**Directions for this task**
The whole listing below should be duplicated exactly, with nothing left out.
═════ Extracted information
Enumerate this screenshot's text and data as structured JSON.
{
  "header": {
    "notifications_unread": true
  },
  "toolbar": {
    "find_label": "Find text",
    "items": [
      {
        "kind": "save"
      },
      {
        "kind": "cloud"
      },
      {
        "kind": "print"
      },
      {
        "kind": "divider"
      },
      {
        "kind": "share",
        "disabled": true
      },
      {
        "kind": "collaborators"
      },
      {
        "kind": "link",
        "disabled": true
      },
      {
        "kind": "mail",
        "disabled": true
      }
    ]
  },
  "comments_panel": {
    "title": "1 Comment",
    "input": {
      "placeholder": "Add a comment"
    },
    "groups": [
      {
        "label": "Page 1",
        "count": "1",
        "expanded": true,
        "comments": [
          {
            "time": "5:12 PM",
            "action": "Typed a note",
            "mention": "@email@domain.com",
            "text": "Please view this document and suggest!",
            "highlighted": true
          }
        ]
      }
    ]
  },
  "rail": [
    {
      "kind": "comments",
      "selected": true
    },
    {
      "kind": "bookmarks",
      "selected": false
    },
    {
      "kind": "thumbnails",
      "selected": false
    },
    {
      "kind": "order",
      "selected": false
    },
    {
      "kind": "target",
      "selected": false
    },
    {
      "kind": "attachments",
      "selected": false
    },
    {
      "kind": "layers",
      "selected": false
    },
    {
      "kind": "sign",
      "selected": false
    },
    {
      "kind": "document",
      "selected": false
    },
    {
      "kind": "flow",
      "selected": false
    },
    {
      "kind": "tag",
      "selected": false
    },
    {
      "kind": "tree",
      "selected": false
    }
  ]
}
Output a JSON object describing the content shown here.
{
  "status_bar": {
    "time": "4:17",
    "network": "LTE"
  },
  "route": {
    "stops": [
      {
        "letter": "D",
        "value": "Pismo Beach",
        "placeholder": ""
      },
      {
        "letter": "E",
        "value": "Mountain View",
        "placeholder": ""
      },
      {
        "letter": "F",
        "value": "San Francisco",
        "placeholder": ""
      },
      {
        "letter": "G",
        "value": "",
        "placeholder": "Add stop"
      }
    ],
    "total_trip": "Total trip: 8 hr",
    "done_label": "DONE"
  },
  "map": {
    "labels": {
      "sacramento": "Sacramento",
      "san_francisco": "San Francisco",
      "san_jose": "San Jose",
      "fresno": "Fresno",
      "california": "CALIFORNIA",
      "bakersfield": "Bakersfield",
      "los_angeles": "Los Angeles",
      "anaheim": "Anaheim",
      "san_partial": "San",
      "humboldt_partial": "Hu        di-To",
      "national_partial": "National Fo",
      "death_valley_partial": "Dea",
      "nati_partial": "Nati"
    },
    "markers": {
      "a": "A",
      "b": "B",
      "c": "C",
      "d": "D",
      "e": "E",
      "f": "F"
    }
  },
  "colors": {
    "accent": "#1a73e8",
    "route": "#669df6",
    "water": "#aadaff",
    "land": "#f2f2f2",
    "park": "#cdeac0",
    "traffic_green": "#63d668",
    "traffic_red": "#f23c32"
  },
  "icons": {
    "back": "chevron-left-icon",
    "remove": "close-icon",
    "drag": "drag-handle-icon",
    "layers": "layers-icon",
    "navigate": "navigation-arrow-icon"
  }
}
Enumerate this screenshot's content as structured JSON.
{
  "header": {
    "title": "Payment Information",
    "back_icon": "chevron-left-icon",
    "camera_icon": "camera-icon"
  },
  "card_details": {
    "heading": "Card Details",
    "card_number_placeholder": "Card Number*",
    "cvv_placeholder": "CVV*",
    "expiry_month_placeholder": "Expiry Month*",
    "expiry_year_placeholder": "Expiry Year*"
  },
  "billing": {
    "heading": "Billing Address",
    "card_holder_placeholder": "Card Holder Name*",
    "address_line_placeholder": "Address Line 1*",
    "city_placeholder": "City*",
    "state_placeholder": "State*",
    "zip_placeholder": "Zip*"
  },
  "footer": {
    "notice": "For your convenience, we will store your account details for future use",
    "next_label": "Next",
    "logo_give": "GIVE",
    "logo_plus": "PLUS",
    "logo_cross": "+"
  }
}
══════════
**Solution**
Enumerate this screenshot's text and data as structured JSON.
{
  "header": {
    "notifications_unread": true
  },
  "toolbar": {
    "find_label": "Find text",
    "items": [
      {
        "kind": "save"
      },
      {
        "kind": "cloud"
      },
      {
        "kind": "print"
      },
      {
        "kind": "divider"
      },
      {
        "kind": "share",
        "disabled": true
      },
      {
        "kind": "collaborators"
      },
      {
        "kind": "link",
        "disabled": true
      },
      {
        "kind": "mail",
        "disabled": true
      }
    ]
  },
  "comments_panel": {
    "title": "1 Comment",
    "input": {
      "placeholder": "Add a comment"
    },
    "groups": [
      {
        "label": "Page 1",
        "count": "1",
        "expanded": true,
        "comments": [
          {
            "time": "5:12 PM",
            "action": "Typed a note",
            "mention": "@email@domain.com",
            "text": "Please view this document and suggest!",
            "highlighted": true
          }
        ]
      }
    ]
  },
  "rail": [
    {
      "kind": "comments",
      "selected": true
    },
    {
      "kind": "bookmarks",
      "selected": false
    },
    {
      "kind": "thumbnails",
      "selected": false
    },
    {
      "kind": "order",
      "selected": false
    },
    {
      "kind": "target",
      "selected": false
    },
    {
      "kind": "attachments",
      "selected": false
    },
    {
      "kind": "layers",
      "selected": false
    },
    {
      "kind": "sign",
      "selected": false
    },
    {
      "kind": "document",
      "selected": false
    },
    {
      "kind": "flow",
      "selected": false
    },
    {
      "kind": "tag",
      "selected": false
    },
    {
      "kind": "tree",
      "selected": false
    }
  ]
}
Output a JSON object describing the content shown here.
{
  "status_bar": {
    "time": "4:17",
    "network": "LTE"
  },
  "route": {
    "stops": [
      {
        "letter": "D",
        "value": "Pismo Beach",
        "placeholder": ""
      },
      {
        "letter": "E",
        "value": "Mountain View",
        "placeholder": ""
      },
      {
        "letter": "F",
        "value": "San Francisco",
        "placeholder": ""
      },
      {
        "letter": "G",
        "value": "",
        "placeholder": "Add stop"
      }
    ],
    "total_trip": "Total trip: 8 hr",
    "done_label": "DONE"
  },
  "map": {
    "labels": {
      "sacramento": "Sacramento",
      "san_francisco": "San Francisco",
      "san_jose": "San Jose",
      "fresno": "Fresno",
      "california": "CALIFORNIA",
      "bakersfield": "Bakersfield",
      "los_angeles": "Los Angeles",
      "anaheim": "Anaheim",
      "san_partial": "San",
      "humboldt_partial": "Hu        di-To",
      "national_partial": "National Fo",
      "death_valley_partial": "Dea",
      "nati_partial": "Nati"
    },
    "markers": {
      "a": "A",
      "b": "B",
      "c": "C",
      "d": "D",
      "e": "E",
      "f": "F"
    }
  },
  "colors": {
    "accent": "#1a73e8",
    "route": "#669df6",
    "water": "#aadaff",
    "land": "#f2f2f2",
    "park": "#cdeac0",
    "traffic_green": "#63d668",
    "traffic_red": "#f23c32"
  },
  "icons": {
    "back": "chevron-left-icon",
    "remove": "close-icon",
    "drag": "drag-handle-icon",
    "layers": "layers-icon",
    "navigate": "navigation-arrow-icon"
  }
}
Enumerate this screenshot's content as structured JSON.
{
  "header": {
    "title": "Payment Information",
    "back_icon": "chevron-left-icon",
    "camera_icon": "camera-icon"
  },
  "card_details": {
    "heading": "Card Details",
    "card_number_placeholder": "Card Number*",
    "cvv_placeholder": "CVV*",
    "expiry_month_placeholder": "Expiry Month*",
    "expiry_year_placeholder": "Expiry Year*"
  },
  "billing": {
    "heading": "Billing Address",
    "card_holder_placeholder": "Card Holder Name*",
    "address_line_placeholder": "Address Line 1*",
    "city_placeholder": "City*",
    "state_placeholder": "State*",
    "zip_placeholder": "Zip*"
  },
  "footer": {
    "notice": "For your convenience, we will store your account details for future use",
    "next_label": "Next",
    "logo_give": "GIVE",
    "logo_plus": "PLUS",
    "logo_cross": "+"
  }
}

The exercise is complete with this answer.